|Cooperative Classification||A61L24/106, C09J189/00|
|European Classification||C09J189/00, A61L24/10F|
|Jun 10, 1996||AS||Assignment|
Owner name: IMMUNO AKTIENGESELLSCHAFT, AUSTRIA
Free format text: ASSIGNMENT OF ASSIGNORS INTEREST;ASSIGNORS:SEELICH, THOMAS;TURECEK, PETER;REEL/FRAME:008078/0588
Effective date: 19960530
|Sep 13, 2002||FPAY||Fee payment|
Year of fee payment: 4
|Oct 2, 2002||REMI||Maintenance fee reminder mailed|
|Sep 18, 2006||FPAY||Fee payment|
Year of fee payment: 8
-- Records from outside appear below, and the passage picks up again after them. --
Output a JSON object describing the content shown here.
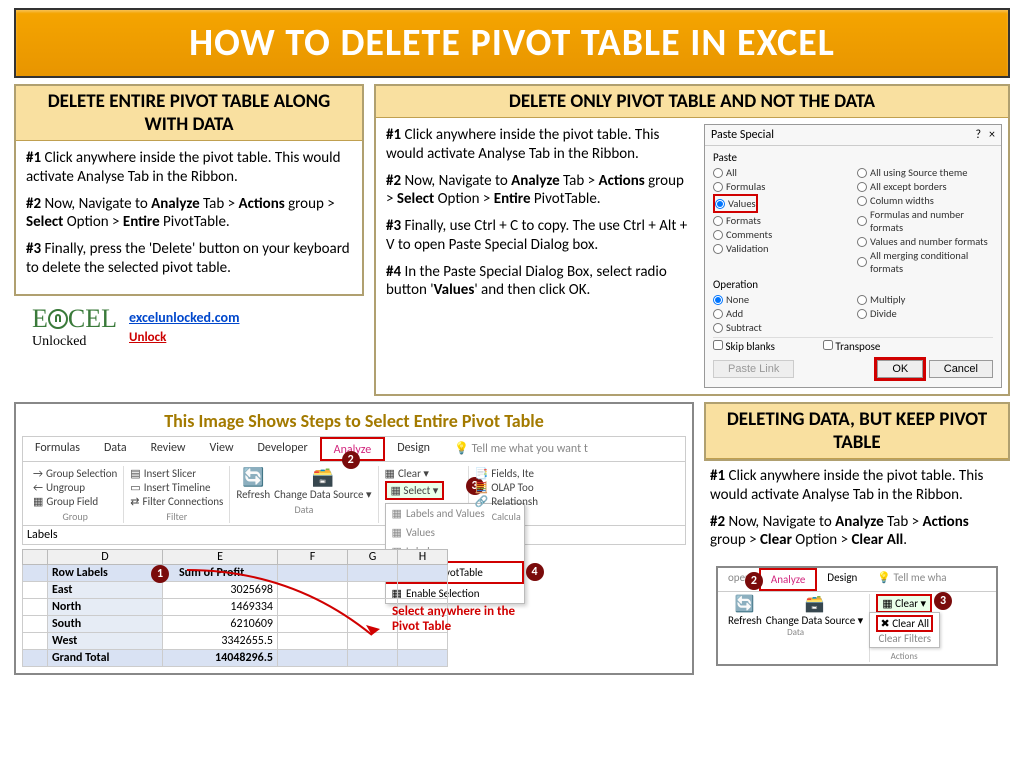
{
  "title": "HOW TO DELETE PIVOT TABLE IN EXCEL",
  "sec1": {
    "heading": "DELETE ENTIRE PIVOT TABLE ALONG WITH DATA",
    "p1a": "#1",
    "p1b": " Click anywhere inside the pivot table. This would activate Analyse Tab in the Ribbon.",
    "p2a": "#2",
    "p2b_1": " Now, Navigate to ",
    "p2b_2": "Analyze",
    "p2b_3": " Tab > ",
    "p2b_4": "Actions",
    "p2b_5": " group > ",
    "p2b_6": "Select",
    "p2b_7": " Option > ",
    "p2b_8": "Entire",
    "p2b_9": " PivotTable.",
    "p3a": "#3",
    "p3b": " Finally, press the 'Delete' button on your keyboard to delete the selected pivot table."
  },
  "sec2": {
    "heading": "DELETE ONLY PIVOT TABLE AND NOT THE DATA",
    "p1a": "#1",
    "p1b": " Click anywhere inside the pivot table. This would activate Analyse Tab in the Ribbon.",
    "p2a": "#2",
    "p2b_1": " Now, Navigate to ",
    "p2b_2": "Analyze",
    "p2b_3": " Tab > ",
    "p2b_4": "Actions",
    "p2b_5": " group > ",
    "p2b_6": "Select",
    "p2b_7": " Option > ",
    "p2b_8": "Entire",
    "p2b_9": " PivotTable.",
    "p3a": "#3",
    "p3b": " Finally, use Ctrl + C to copy. The use Ctrl + Alt + V to open Paste Special Dialog box.",
    "p4a": "#4",
    "p4b_1": " In the Paste Special Dialog Box, select radio button '",
    "p4b_2": "Values",
    "p4b_3": "' and then click OK."
  },
  "sec3": {
    "heading": "DELETING DATA, BUT KEEP PIVOT TABLE",
    "p1a": "#1",
    "p1b": " Click anywhere inside the pivot table. This would activate Analyse Tab in the Ribbon.",
    "p2a": "#2",
    "p2b_1": " Now, Navigate to ",
    "p2b_2": "Analyze",
    "p2b_3": " Tab > ",
    "p2b_4": "Actions",
    "p2b_5": " group > ",
    "p2b_6": "Clear",
    "p2b_7": " Option > ",
    "p2b_8": "Clear All",
    "p2b_9": "."
  },
  "logo": {
    "brand1": "E",
    "brand2": "CEL",
    "brand3": "Unlocked",
    "link": "excelunlocked.com",
    "sub": "Unlock"
  },
  "caption": "This Image Shows Steps to Select Entire Pivot Table",
  "ribbon": {
    "tabs": [
      "Formulas",
      "Data",
      "Review",
      "View",
      "Developer",
      "Analyze",
      "Design"
    ],
    "tell": "Tell me what you want t",
    "group_items": [
      "Group Selection",
      "Ungroup",
      "Group Field"
    ],
    "group_label": "Group",
    "filter_items": [
      "Insert Slicer",
      "Insert Timeline",
      "Filter Connections"
    ],
    "filter_label": "Filter",
    "data_items": [
      "Refresh",
      "Change Data Source ▾"
    ],
    "data_label": "Data",
    "actions": {
      "clear": "Clear ▾",
      "select": "Select ▾"
    },
    "dd": [
      "Labels and Values",
      "Values",
      "Labels",
      "Entire PivotTable",
      "Enable Selection"
    ],
    "right_items": [
      "Fields, Ite",
      "OLAP Too",
      "Relationsh"
    ],
    "calc_label": "Calcula"
  },
  "sheet": {
    "namebox": "Labels",
    "cols": [
      "D",
      "E",
      "F",
      "G",
      "H"
    ],
    "header": [
      "Row Labels",
      "Sum of Profit"
    ],
    "rows": [
      [
        "East",
        "3025698"
      ],
      [
        "North",
        "1469334"
      ],
      [
        "South",
        "6210609"
      ],
      [
        "West",
        "3342655.5"
      ]
    ],
    "gt": [
      "Grand Total",
      "14048296.5"
    ],
    "callout": "Select anywhere in the Pivot Table"
  },
  "dialog": {
    "title": "Paste Special",
    "help": "?",
    "close": "×",
    "grp1": "Paste",
    "left": [
      "All",
      "Formulas",
      "Values",
      "Formats",
      "Comments",
      "Validation"
    ],
    "right": [
      "All using Source theme",
      "All except borders",
      "Column widths",
      "Formulas and number formats",
      "Values and number formats",
      "All merging conditional formats"
    ],
    "grp2": "Operation",
    "op_left": [
      "None",
      "Add",
      "Subtract"
    ],
    "op_right": [
      "Multiply",
      "Divide"
    ],
    "skip": "Skip blanks",
    "trans": "Transpose",
    "pastelink": "Paste Link",
    "ok": "OK",
    "cancel": "Cancel"
  },
  "mini": {
    "tabs": [
      "oper",
      "Analyze",
      "Design"
    ],
    "tell": "Tell me wha",
    "refresh": "Refresh",
    "change": "Change Data Source ▾",
    "data_label": "Data",
    "clear": "Clear ▾",
    "actions_label": "Actions",
    "clearall": "Clear All",
    "clearfilters": "Clear Filters"
  },
  "badges": {
    "b1": "1",
    "b2": "2",
    "b3": "3",
    "b4": "4"
  }
}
|Sep 16, 2010||FPAY||Fee payment|
Year of fee payment: 12
|Apr 15, 2015||AS||Assignment|
Owner name: BAXTER INTERNATIONAL INC.,, ILLINOIS
Free format text: ASSIGNMENT OF ASSIGNORS INTEREST;ASSIGNOR:IMMUNO AKTIENGESELLSCHAFT;REEL/FRAME:035415/0590
Effective date: 20150410
Owner name: BAXTER HEALTHCARE S.A., SWITZERLAND
Free format text: ASSIGNMENT OF ASSIGNORS INTEREST;ASSIGNOR:IMMUNO AKTIENGESELLSCHAFT;REEL/FRAME:035415/0590
Effective date: 20150410